* What you are asked to do
Beginning at the line that contains "Extract the structured" and ending at the last line of the records below, retype each line exactly and add nothing.
====
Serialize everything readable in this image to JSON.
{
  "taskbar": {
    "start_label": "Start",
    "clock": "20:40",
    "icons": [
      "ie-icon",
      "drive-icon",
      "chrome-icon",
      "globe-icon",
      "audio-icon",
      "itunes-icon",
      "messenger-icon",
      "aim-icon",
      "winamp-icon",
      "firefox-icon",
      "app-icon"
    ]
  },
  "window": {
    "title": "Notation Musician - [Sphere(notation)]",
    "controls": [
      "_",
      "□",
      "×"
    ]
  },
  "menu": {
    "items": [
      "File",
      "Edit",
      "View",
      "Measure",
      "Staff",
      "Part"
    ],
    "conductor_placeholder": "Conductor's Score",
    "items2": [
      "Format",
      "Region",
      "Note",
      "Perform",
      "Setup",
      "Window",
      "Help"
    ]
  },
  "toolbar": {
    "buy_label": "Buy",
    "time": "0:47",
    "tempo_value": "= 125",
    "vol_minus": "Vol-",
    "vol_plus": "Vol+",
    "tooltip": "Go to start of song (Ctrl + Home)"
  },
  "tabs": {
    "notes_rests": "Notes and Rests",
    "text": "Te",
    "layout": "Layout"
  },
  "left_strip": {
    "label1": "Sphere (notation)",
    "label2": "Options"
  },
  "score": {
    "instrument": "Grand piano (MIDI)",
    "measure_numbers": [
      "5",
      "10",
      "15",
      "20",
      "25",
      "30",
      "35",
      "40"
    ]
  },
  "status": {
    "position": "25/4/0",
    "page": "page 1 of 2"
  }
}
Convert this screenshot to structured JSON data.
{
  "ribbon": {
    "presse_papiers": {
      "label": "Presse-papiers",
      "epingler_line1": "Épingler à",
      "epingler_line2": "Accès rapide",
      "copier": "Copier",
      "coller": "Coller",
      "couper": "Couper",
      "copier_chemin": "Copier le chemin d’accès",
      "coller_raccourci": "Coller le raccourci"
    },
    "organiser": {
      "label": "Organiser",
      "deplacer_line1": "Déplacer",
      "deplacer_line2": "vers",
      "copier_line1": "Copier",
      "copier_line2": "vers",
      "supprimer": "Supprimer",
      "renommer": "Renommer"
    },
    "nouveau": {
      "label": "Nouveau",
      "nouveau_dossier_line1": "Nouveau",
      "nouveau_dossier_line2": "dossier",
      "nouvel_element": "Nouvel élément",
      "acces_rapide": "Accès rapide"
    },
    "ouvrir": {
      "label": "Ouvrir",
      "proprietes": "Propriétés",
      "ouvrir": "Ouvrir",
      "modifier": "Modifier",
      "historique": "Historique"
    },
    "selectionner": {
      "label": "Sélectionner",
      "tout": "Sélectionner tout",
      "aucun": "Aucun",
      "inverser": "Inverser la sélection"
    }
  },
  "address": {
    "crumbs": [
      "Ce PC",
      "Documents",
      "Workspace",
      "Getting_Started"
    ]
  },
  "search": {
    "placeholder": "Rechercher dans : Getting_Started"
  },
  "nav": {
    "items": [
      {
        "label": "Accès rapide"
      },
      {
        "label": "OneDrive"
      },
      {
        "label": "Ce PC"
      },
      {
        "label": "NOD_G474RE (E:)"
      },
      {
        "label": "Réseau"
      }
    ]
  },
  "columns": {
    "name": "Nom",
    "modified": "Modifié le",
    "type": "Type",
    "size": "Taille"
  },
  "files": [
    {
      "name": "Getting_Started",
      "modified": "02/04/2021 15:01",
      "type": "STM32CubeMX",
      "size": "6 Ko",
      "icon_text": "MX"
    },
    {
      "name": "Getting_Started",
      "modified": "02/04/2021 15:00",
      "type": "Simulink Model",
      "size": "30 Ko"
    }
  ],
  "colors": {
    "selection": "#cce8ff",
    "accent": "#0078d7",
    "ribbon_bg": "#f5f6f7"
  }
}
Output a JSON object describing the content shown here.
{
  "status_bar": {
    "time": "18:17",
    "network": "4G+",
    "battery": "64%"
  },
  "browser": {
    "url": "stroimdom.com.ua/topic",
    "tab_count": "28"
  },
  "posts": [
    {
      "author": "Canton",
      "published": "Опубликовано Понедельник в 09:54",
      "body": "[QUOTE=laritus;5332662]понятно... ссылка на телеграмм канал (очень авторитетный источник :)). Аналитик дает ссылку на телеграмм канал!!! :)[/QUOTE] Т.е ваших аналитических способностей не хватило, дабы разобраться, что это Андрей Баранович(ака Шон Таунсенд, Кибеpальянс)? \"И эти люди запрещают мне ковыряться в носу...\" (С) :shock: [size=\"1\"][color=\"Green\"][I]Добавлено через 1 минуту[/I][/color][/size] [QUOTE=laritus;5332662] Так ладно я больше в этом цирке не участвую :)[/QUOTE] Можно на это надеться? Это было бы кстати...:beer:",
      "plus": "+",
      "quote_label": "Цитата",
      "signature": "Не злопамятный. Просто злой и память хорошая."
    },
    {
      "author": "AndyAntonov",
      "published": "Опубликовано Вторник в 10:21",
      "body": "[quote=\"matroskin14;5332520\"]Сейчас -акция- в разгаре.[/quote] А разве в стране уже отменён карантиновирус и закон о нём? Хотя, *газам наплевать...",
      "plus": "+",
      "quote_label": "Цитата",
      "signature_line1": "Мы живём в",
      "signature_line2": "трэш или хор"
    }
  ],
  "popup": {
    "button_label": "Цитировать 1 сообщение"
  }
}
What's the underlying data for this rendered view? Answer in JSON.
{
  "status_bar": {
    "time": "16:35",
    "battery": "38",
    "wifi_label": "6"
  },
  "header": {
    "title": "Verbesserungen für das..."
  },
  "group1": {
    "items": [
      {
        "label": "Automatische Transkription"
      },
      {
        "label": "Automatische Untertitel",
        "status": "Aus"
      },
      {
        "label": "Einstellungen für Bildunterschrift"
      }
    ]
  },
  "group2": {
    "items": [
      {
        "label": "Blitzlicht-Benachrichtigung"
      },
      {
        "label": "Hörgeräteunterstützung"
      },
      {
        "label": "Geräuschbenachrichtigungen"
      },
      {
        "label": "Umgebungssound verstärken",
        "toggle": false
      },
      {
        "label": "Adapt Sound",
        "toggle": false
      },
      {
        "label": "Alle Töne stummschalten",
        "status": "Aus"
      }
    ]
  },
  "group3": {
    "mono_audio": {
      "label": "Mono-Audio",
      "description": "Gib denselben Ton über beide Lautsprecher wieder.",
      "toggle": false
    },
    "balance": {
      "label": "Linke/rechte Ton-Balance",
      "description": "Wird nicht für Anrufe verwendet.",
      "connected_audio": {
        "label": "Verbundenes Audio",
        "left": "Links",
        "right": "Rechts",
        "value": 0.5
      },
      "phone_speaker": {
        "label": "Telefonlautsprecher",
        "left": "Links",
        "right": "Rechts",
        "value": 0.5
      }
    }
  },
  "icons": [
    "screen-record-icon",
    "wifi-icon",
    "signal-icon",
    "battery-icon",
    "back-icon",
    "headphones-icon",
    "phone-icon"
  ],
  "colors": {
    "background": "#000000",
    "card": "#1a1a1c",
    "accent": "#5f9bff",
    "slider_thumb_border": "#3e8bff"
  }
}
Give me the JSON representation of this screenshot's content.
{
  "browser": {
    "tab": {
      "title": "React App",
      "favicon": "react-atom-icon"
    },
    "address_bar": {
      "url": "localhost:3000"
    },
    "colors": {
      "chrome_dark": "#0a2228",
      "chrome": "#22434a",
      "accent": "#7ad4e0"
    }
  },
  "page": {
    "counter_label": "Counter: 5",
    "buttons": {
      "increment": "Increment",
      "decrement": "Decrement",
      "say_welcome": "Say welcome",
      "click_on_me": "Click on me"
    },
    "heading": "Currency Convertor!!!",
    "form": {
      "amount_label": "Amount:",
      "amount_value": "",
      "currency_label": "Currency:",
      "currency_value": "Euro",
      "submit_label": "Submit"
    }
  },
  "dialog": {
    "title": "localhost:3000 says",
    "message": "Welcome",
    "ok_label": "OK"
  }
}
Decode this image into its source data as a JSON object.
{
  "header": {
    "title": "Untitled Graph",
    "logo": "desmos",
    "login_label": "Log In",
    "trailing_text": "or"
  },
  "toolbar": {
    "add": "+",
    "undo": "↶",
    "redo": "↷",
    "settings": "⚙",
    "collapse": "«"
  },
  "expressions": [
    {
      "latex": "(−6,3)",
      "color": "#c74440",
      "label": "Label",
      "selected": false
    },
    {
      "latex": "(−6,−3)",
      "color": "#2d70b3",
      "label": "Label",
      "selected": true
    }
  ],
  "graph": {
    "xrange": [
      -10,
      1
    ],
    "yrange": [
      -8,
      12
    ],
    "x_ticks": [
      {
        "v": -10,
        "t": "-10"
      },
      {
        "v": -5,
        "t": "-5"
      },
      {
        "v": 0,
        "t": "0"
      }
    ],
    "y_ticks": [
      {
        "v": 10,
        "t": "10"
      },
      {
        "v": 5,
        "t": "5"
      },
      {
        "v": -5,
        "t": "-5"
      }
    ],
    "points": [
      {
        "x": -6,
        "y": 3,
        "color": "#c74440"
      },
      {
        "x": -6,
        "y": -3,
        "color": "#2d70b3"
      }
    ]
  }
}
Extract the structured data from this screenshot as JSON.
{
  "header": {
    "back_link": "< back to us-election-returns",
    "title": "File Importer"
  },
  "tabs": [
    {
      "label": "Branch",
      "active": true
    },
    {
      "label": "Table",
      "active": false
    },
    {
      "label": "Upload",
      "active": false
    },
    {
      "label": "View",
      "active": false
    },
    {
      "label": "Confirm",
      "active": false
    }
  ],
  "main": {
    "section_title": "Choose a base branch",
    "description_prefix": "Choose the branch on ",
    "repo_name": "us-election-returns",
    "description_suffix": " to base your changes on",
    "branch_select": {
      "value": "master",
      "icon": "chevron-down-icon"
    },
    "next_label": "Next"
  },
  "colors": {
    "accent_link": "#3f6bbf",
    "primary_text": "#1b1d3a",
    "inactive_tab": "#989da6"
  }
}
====
* Reply to the task
Extract the structured data from this screenshot as JSON.
{
  "header": {
    "back_link": "< back to us-election-returns",
    "title": "File Importer"
  },
  "tabs": [
    {
      "label": "Branch",
      "active": true
    },
    {
      "label": "Table",
      "active": false
    },
    {
      "label": "Upload",
      "active": false
    },
    {
      "label": "View",
      "active": false
    },
    {
      "label": "Confirm",
      "active": false
    }
  ],
  "main": {
    "section_title": "Choose a base branch",
    "description_prefix": "Choose the branch on ",
    "repo_name": "us-election-returns",
    "description_suffix": " to base your changes on",
    "branch_select": {
      "value": "master",
      "icon": "chevron-down-icon"
    },
    "next_label": "Next"
  },
  "colors": {
    "accent_link": "#3f6bbf",
    "primary_text": "#1b1d3a",
    "inactive_tab": "#989da6"
  }
}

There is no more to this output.